Exercise requirements - Omit all pictures, then retype the data exactly as given.
━━ Records to process ━━
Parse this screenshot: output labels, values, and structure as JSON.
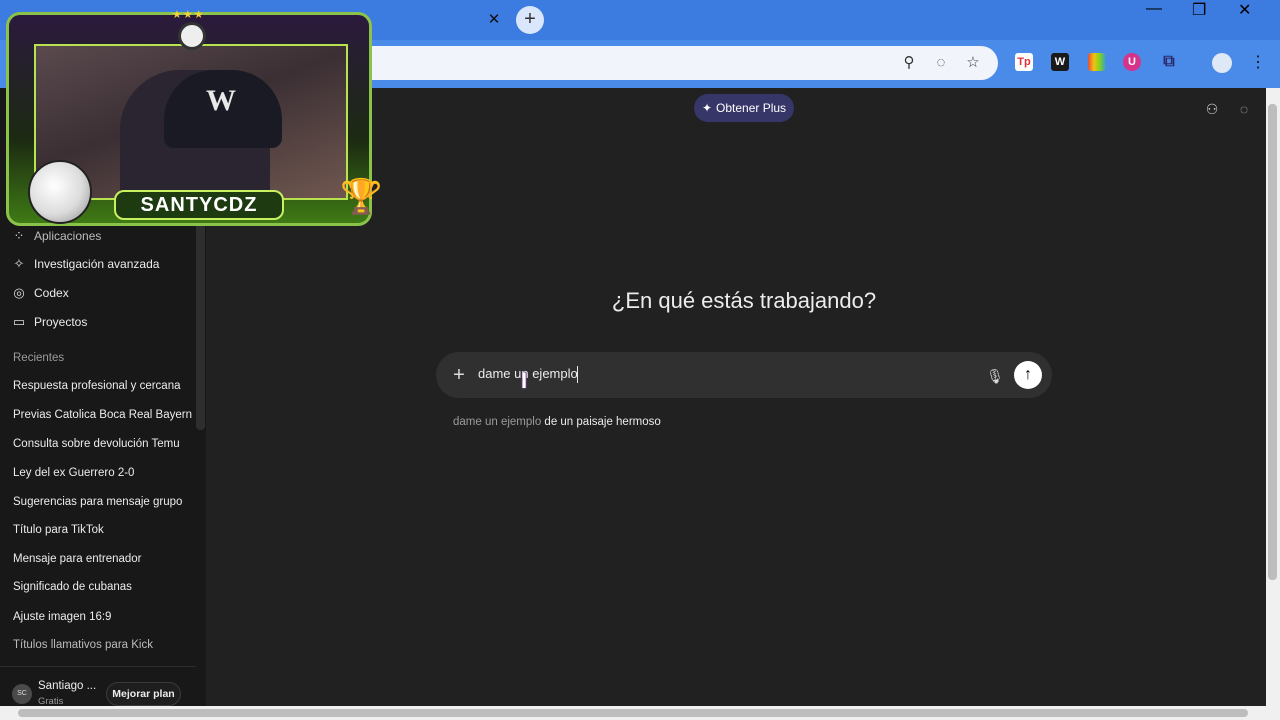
{
  "browser": {
    "window_controls": {
      "minimize": "—",
      "restore": "❐",
      "close": "✕"
    },
    "tab_close": "✕",
    "new_tab": "+",
    "omnibox_icons": [
      "zoom-icon",
      "eye-off-icon",
      "star-icon"
    ],
    "extensions": [
      {
        "name": "tp-extension-icon",
        "label": "Tp",
        "color": "#e0313a"
      },
      {
        "name": "w-extension-icon",
        "label": "W",
        "color": "#1a1a1a"
      },
      {
        "name": "color-extension-icon",
        "label": "",
        "color": "#7ed321"
      },
      {
        "name": "u-extension-icon",
        "label": "U",
        "color": "#d6338a"
      },
      {
        "name": "puzzle-extension-icon",
        "label": "",
        "color": "#2a5bd7"
      }
    ]
  },
  "sidebar": {
    "nav": [
      {
        "icon": "apps-icon",
        "glyph": "⁘",
        "label": "Aplicaciones"
      },
      {
        "icon": "telescope-icon",
        "glyph": "✧",
        "label": "Investigación avanzada"
      },
      {
        "icon": "codex-icon",
        "glyph": "◎",
        "label": "Codex"
      },
      {
        "icon": "folder-icon",
        "glyph": "▭",
        "label": "Proyectos"
      }
    ],
    "recent_title": "Recientes",
    "recent": [
      "Respuesta profesional y cercana",
      "Previas Catolica Boca Real Bayern",
      "Consulta sobre devolución Temu",
      "Ley del ex Guerrero 2-0",
      "Sugerencias para mensaje grupo",
      "Título para TikTok",
      "Mensaje para entrenador",
      "Significado de cubanas",
      "Ajuste imagen 16:9",
      "Títulos llamativos para Kick"
    ],
    "user": {
      "initials": "SC",
      "name": "Santiago ...",
      "plan": "Gratis",
      "upgrade": "Mejorar plan"
    }
  },
  "main": {
    "plus_button": "Obtener Plus",
    "plus_icon": "✦",
    "heading": "¿En qué estás trabajando?",
    "composer": {
      "attach": "+",
      "value": "dame un ejemplo",
      "mic": "🎙",
      "send": "↑"
    },
    "suggestion": {
      "typed": "dame un ejemplo",
      "rest": " de un paisaje hermoso"
    }
  },
  "overlay": {
    "streamer": "SANTYCDZ",
    "stars": "★★★",
    "cap_logo": "W",
    "trophy": "🏆"
  }
}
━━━
Response to the exercise -
Parse this screenshot: output labels, values, and structure as JSON.
{
  "browser": {
    "window_controls": {
      "minimize": "—",
      "restore": "❐",
      "close": "✕"
    },
    "tab_close": "✕",
    "new_tab": "+",
    "omnibox_icons": [
      "zoom-icon",
      "eye-off-icon",
      "star-icon"
    ],
    "extensions": [
      {
        "name": "tp-extension-icon",
        "label": "Tp",
        "color": "#e0313a"
      },
      {
        "name": "w-extension-icon",
        "label": "W",
        "color": "#1a1a1a"
      },
      {
        "name": "color-extension-icon",
        "label": "",
        "color": "#7ed321"
      },
      {
        "name": "u-extension-icon",
        "label": "U",
        "color": "#d6338a"
      },
      {
        "name": "puzzle-extension-icon",
        "label": "",
        "color": "#2a5bd7"
      }
    ]
  },
  "sidebar": {
    "nav": [
      {
        "icon": "apps-icon",
        "glyph": "⁘",
        "label": "Aplicaciones"
      },
      {
        "icon": "telescope-icon",
        "glyph": "✧",
        "label": "Investigación avanzada"
      },
      {
        "icon": "codex-icon",
        "glyph": "◎",
        "label": "Codex"
      },
      {
        "icon": "folder-icon",
        "glyph": "▭",
        "label": "Proyectos"
      }
    ],
    "recent_title": "Recientes",
    "recent": [
      "Respuesta profesional y cercana",
      "Previas Catolica Boca Real Bayern",
      "Consulta sobre devolución Temu",
      "Ley del ex Guerrero 2-0",
      "Sugerencias para mensaje grupo",
      "Título para TikTok",
      "Mensaje para entrenador",
      "Significado de cubanas",
      "Ajuste imagen 16:9",
      "Títulos llamativos para Kick"
    ],
    "user": {
      "initials": "SC",
      "name": "Santiago ...",
      "plan": "Gratis",
      "upgrade": "Mejorar plan"
    }
  },
  "main": {
    "plus_button": "Obtener Plus",
    "plus_icon": "✦",
    "heading": "¿En qué estás trabajando?",
    "composer": {
      "attach": "+",
      "value": "dame un ejemplo",
      "mic": "🎙",
      "send": "↑"
    },
    "suggestion": {
      "typed": "dame un ejemplo",
      "rest": " de un paisaje hermoso"
    }
  },
  "overlay": {
    "streamer": "SANTYCDZ",
    "stars": "★★★",
    "cap_logo": "W",
    "trophy": "🏆"
  }
}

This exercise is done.